- **PROBLEM**:
Because the lines must stay identical, write out the data without changing anything.

- **PROVIDED INFORMATION**:
☆ ☆ ☆ ☆ ☆ ☆ ☆

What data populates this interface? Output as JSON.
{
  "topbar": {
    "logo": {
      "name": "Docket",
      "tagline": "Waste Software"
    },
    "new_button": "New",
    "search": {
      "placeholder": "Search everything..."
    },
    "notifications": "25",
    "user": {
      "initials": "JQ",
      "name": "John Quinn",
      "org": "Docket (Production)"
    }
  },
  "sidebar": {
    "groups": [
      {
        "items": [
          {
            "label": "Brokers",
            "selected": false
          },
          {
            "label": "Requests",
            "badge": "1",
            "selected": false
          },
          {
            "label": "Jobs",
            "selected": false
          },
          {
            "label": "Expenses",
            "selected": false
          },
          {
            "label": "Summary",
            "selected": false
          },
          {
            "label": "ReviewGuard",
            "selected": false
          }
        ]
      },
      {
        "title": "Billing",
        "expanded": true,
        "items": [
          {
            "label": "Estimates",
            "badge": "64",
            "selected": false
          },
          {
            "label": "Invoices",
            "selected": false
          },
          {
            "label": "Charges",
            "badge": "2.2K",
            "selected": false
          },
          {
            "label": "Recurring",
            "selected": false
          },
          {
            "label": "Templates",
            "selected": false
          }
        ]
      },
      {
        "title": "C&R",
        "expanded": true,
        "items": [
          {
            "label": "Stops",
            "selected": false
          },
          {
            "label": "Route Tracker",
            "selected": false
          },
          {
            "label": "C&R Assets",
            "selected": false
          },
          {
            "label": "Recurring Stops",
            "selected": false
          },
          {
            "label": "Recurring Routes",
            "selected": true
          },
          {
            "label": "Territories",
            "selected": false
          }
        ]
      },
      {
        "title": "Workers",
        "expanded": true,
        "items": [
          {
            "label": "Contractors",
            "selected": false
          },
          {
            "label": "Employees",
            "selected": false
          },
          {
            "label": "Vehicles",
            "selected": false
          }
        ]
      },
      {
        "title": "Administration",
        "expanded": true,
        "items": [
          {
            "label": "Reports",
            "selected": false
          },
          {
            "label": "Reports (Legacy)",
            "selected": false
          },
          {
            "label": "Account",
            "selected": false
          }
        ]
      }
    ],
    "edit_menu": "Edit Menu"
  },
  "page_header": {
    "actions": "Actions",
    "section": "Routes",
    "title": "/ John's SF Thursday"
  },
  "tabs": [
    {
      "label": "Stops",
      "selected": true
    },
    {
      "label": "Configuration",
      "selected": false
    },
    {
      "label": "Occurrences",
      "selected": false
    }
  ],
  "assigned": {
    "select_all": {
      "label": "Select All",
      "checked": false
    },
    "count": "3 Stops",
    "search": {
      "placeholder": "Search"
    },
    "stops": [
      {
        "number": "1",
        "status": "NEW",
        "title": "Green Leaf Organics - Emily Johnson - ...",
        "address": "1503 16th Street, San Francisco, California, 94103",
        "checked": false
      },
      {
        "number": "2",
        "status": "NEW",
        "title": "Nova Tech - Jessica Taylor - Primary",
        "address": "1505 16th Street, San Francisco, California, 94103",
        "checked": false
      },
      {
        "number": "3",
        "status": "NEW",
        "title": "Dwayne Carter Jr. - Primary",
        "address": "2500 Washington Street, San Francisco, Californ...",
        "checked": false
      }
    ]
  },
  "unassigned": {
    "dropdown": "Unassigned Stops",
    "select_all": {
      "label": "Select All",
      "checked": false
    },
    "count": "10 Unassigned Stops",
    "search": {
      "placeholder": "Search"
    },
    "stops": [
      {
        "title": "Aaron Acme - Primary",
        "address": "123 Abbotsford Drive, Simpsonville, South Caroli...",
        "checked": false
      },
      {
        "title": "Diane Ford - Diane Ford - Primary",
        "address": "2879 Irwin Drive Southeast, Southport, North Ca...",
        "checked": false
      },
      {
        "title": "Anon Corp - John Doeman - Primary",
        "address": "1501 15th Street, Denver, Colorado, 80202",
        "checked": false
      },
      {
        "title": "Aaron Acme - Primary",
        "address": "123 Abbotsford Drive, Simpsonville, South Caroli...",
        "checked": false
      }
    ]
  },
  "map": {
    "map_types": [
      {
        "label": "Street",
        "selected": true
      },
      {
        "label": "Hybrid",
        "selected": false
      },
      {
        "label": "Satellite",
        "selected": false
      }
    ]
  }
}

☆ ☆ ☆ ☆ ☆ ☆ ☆

- **RESPONSE TO THE TASK**:
What data populates this interface? Output as JSON.
{
  "topbar": {
    "logo": {
      "name": "Docket",
      "tagline": "Waste Software"
    },
    "new_button": "New",
    "search": {
      "placeholder": "Search everything..."
    },
    "notifications": "25",
    "user": {
      "initials": "JQ",
      "name": "John Quinn",
      "org": "Docket (Production)"
    }
  },
  "sidebar": {
    "groups": [
      {
        "items": [
          {
            "label": "Brokers",
            "selected": false
          },
          {
            "label": "Requests",
            "badge": "1",
            "selected": false
          },
          {
            "label": "Jobs",
            "selected": false
          },
          {
            "label": "Expenses",
            "selected": false
          },
          {
            "label": "Summary",
            "selected": false
          },
          {
            "label": "ReviewGuard",
            "selected": false
          }
        ]
      },
      {
        "title": "Billing",
        "expanded": true,
        "items": [
          {
            "label": "Estimates",
            "badge": "64",
            "selected": false
          },
          {
            "label": "Invoices",
            "selected": false
          },
          {
            "label": "Charges",
            "badge": "2.2K",
            "selected": false
          },
          {
            "label": "Recurring",
            "selected": false
          },
          {
            "label": "Templates",
            "selected": false
          }
        ]
      },
      {
        "title": "C&R",
        "expanded": true,
        "items": [
          {
            "label": "Stops",
            "selected": false
          },
          {
            "label": "Route Tracker",
            "selected": false
          },
          {
            "label": "C&R Assets",
            "selected": false
          },
          {
            "label": "Recurring Stops",
            "selected": false
          },
          {
            "label": "Recurring Routes",
            "selected": true
          },
          {
            "label": "Territories",
            "selected": false
          }
        ]
      },
      {
        "title": "Workers",
        "expanded": true,
        "items": [
          {
            "label": "Contractors",
            "selected": false
          },
          {
            "label": "Employees",
            "selected": false
          },
          {
            "label": "Vehicles",
            "selected": false
          }
        ]
      },
      {
        "title": "Administration",
        "expanded": true,
        "items": [
          {
            "label": "Reports",
            "selected": false
          },
          {
            "label": "Reports (Legacy)",
            "selected": false
          },
          {
            "label": "Account",
            "selected": false
          }
        ]
      }
    ],
    "edit_menu": "Edit Menu"
  },
  "page_header": {
    "actions": "Actions",
    "section": "Routes",
    "title": "/ John's SF Thursday"
  },
  "tabs": [
    {
      "label": "Stops",
      "selected": true
    },
    {
      "label": "Configuration",
      "selected": false
    },
    {
      "label": "Occurrences",
      "selected": false
    }
  ],
  "assigned": {
    "select_all": {
      "label": "Select All",
      "checked": false
    },
    "count": "3 Stops",
    "search": {
      "placeholder": "Search"
    },
    "stops": [
      {
        "number": "1",
        "status": "NEW",
        "title": "Green Leaf Organics - Emily Johnson - ...",
        "address": "1503 16th Street, San Francisco, California, 94103",
        "checked": false
      },
      {
        "number": "2",
        "status": "NEW",
        "title": "Nova Tech - Jessica Taylor - Primary",
        "address": "1505 16th Street, San Francisco, California, 94103",
        "checked": false
      },
      {
        "number": "3",
        "status": "NEW",
        "title": "Dwayne Carter Jr. - Primary",
        "address": "2500 Washington Street, San Francisco, Californ...",
        "checked": false
      }
    ]
  },
  "unassigned": {
    "dropdown": "Unassigned Stops",
    "select_all": {
      "label": "Select All",
      "checked": false
    },
    "count": "10 Unassigned Stops",
    "search": {
      "placeholder": "Search"
    },
    "stops": [
      {
        "title": "Aaron Acme - Primary",
        "address": "123 Abbotsford Drive, Simpsonville, South Caroli...",
        "checked": false
      },
      {
        "title": "Diane Ford - Diane Ford - Primary",
        "address": "2879 Irwin Drive Southeast, Southport, North Ca...",
        "checked": false
      },
      {
        "title": "Anon Corp - John Doeman - Primary",
        "address": "1501 15th Street, Denver, Colorado, 80202",
        "checked": false
      },
      {
        "title": "Aaron Acme - Primary",
        "address": "123 Abbotsford Drive, Simpsonville, South Caroli...",
        "checked": false
      }
    ]
  },
  "map": {
    "map_types": [
      {
        "label": "Street",
        "selected": true
      },
      {
        "label": "Hybrid",
        "selected": false
      },
      {
        "label": "Satellite",
        "selected": false
      }
    ]
  }
}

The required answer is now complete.